Studies using Chinese herbal medicine (CHM) were also conducted in the United Kingdom, involving 1850 women, over a series of different trials. The results showed that there was a 3.5 greater likelihood of falling pregnant while using TCM.
A study using 616 women showed that the mean clinical pregnancy rate for women who used TCM was 50%, as opposed to women undergoing Western IVF treatment, whose mean pregnancy rate was 30%. These results proved that using TCM can increase the pregnancy rate 2-fold, in four months, as compared to Western medicine or IVF treatments. Much of the success rate was attributed to a much better quality of menstrual cycle due to TCM.
My TCM practitioner was also my acupuncturist. Often the two go hand in hand, so don’t be surprised if your acupuncturist prescribes Chinese herbs as well.
As with the initial acupuncture visit, a good practitioner will ask you a series of pertinent questions. Like I said, they will be related to treating you as a whole person, not just the one symptom.
TCM takes into account whether you are a hot or cold person; whether you sleep well or have insomnia; do you have a rapid heartbeat or not; are you a calm person or usually anxious.
Your practitioner will ask you all these questions. Don’t think they have nothing to do with your fertility issues, because they have everything to do with it! So be honest about that alcohol you drink or that pack of twenty you smoke a day.
If, for example, you get hot easily, are often anxious, have a quick temper and suffer from constipation and insomnia, you might have what is called ‘functional excess’. This is not good for carrying a baby to term as the embryo cannot be carried peacefully in the uterus.
It is therefore important to prescribe herbs that will be calming, bringing about balance and restfulness to the entire body.
Similar symptoms as above, in men, can cause low sperm count. TCM can therefore help to increase sperm and make it healthier.
When to take Chinese herbs
A practitioner will tell you that you should begin taking the herbs at least four to six months before trying to conceive. This gives the body a decent amount of time to adjust to change.
- As with any medication, some side effects may occur when taking TCM, but generally there are less side effects from TCM than from WM.
- These will vary, depending on the person. Your herbal practitioner will be able to adjust the herbs accordingly, if you notice any adverse symptoms.
- Never buy herbs from a practitioner who is not highly qualified.

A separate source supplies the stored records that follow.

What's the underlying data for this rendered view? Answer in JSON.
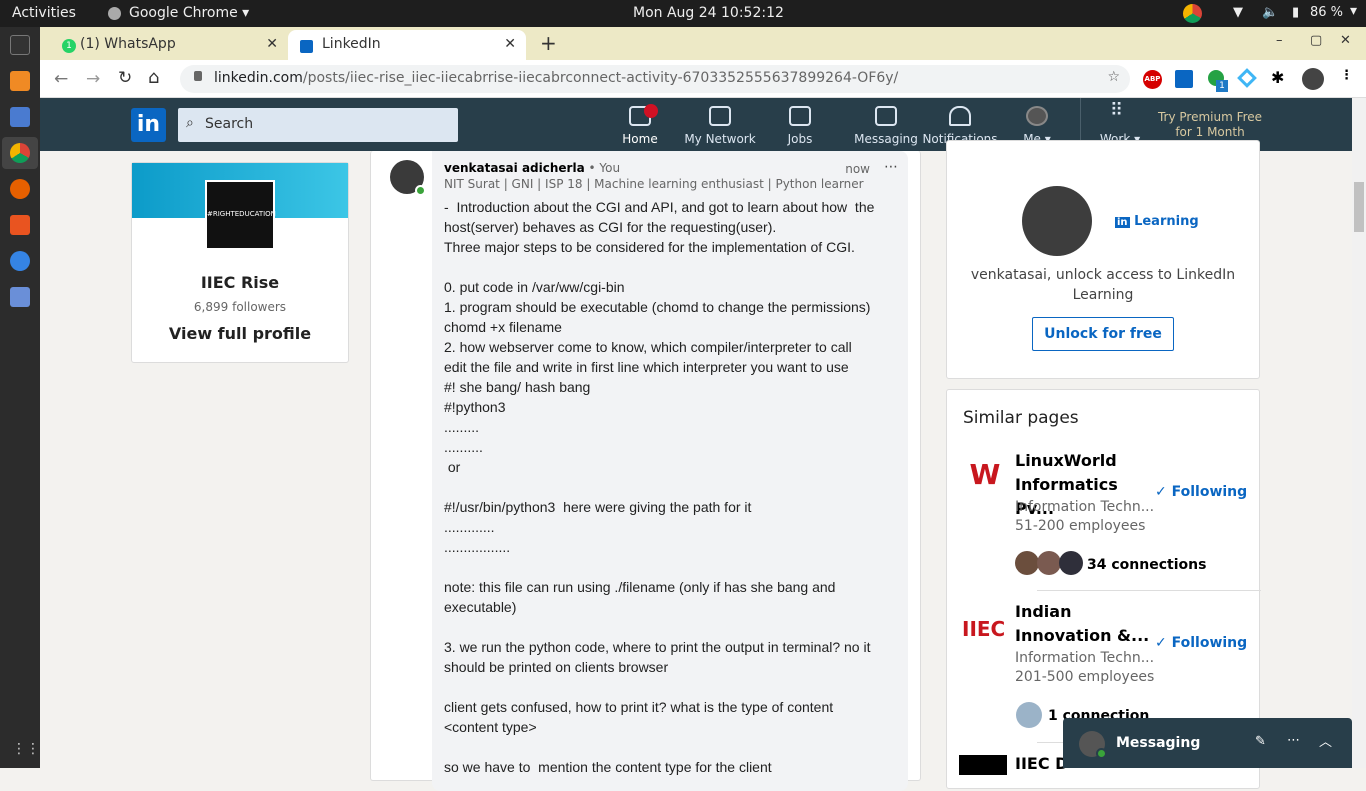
{
  "os": {
    "activities": "Activities",
    "app": "Google Chrome",
    "clock": "Mon Aug 24  10:52:12",
    "battery": "86 %"
  },
  "browser": {
    "tabs": [
      {
        "label": "(1) WhatsApp",
        "badge": "1"
      },
      {
        "label": "LinkedIn"
      }
    ],
    "url_host": "linkedin.com",
    "url_path": "/posts/iiec-rise_iiec-iiecabrrise-iiecabrconnect-activity-6703352555637899264-OF6y/",
    "ext_badge": "1",
    "abp": "ABP"
  },
  "header": {
    "logo": "in",
    "search_placeholder": "Search",
    "nav": [
      "Home",
      "My Network",
      "Jobs",
      "Messaging",
      "Notifications",
      "Me",
      "Work"
    ],
    "premium": "Try Premium Free for 1 Month"
  },
  "left_card": {
    "name": "IIEC Rise",
    "followers": "6,899 followers",
    "view": "View full profile",
    "banner_text": "#RIGHTEDUCATION"
  },
  "post": {
    "author": "venkatasai adicherla",
    "you": "• You",
    "time": "now",
    "headline": "NIT Surat | GNI | ISP 18 | Machine learning enthusiast | Python learner",
    "body": "-  Introduction about the CGI and API, and got to learn about how  the host(server) behaves as CGI for the requesting(user).\nThree major steps to be considered for the implementation of CGI.\n\n0. put code in /var/ww/cgi-bin\n1. program should be executable (chomd to change the permissions)\nchomd +x filename\n2. how webserver come to know, which compiler/interpreter to call\nedit the file and write in first line which interpreter you want to use\n#! she bang/ hash bang\n#!python3\n.........\n..........\n or\n\n#!/usr/bin/python3  here were giving the path for it\n.............\n.................\n\nnote: this file can run using ./filename (only if has she bang and executable)\n\n3. we run the python code, where to print the output in terminal? no it should be printed on clients browser\n\nclient gets confused, how to print it? what is the type of content\n<content type>\n\nso we have to  mention the content type for the client"
  },
  "learning": {
    "brand": "Learning",
    "text": "venkatasai, unlock access to LinkedIn Learning",
    "button": "Unlock for free"
  },
  "similar": {
    "title": "Similar pages",
    "items": [
      {
        "name": "LinuxWorld Informatics Pv...",
        "industry": "Information Techn...",
        "size": "51-200 employees",
        "connections": "34 connections",
        "follow": "Following"
      },
      {
        "name": "Indian Innovation &...",
        "industry": "Information Techn...",
        "size": "201-500 employees",
        "connections": "1 connection",
        "follow": "Following"
      },
      {
        "name": "IIEC D"
      }
    ]
  },
  "messaging": {
    "label": "Messaging"
  }
}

- Always consult a recommended practitioner and ask what each herb is, that is being prescribed. Your practitioner should be able to explain what each component of your mixture is for.
- Side effects are more likely to occur if taking TCM in conjunction with WM.
- Some people also have allergic reactions to certain plants. Be sure to tell your practitioner if you have any allergies, including those to plants or pollen.
A Personal Note
Once I had started taking Chinese herbs, I noticed a small amount of spotting that occurred between menstrual cycles. It was nothing alarming; just some small, light pinkish-brown spots. I asked my practitioner about this and she explained that it was quite normal for a woman to experience some spotting. It can be caused by a drop in estrogen levels before the progesterone takes over. She said that my menstrual cycle was regulating itself and there was nothing to be alarmed about. It stopped happening after the second month.
Note: I am not a medical practitioner and do not prescribe medication to anyone. This article is based solely on my own research into natural remedies and trying to conceive at an advanced age.
This content is accurate and true to the best of the author’s knowledge and does not substitute for diagnosis, prognosis, treatment, prescription, and/or dietary advice from a licensed health professional. Drugs, supplements, and natural remedies may have dangerous side effects. If pregnant or nursing, consult with a qualified provider on an individual basis. Seek immediate help if you are experiencing a medical emergency.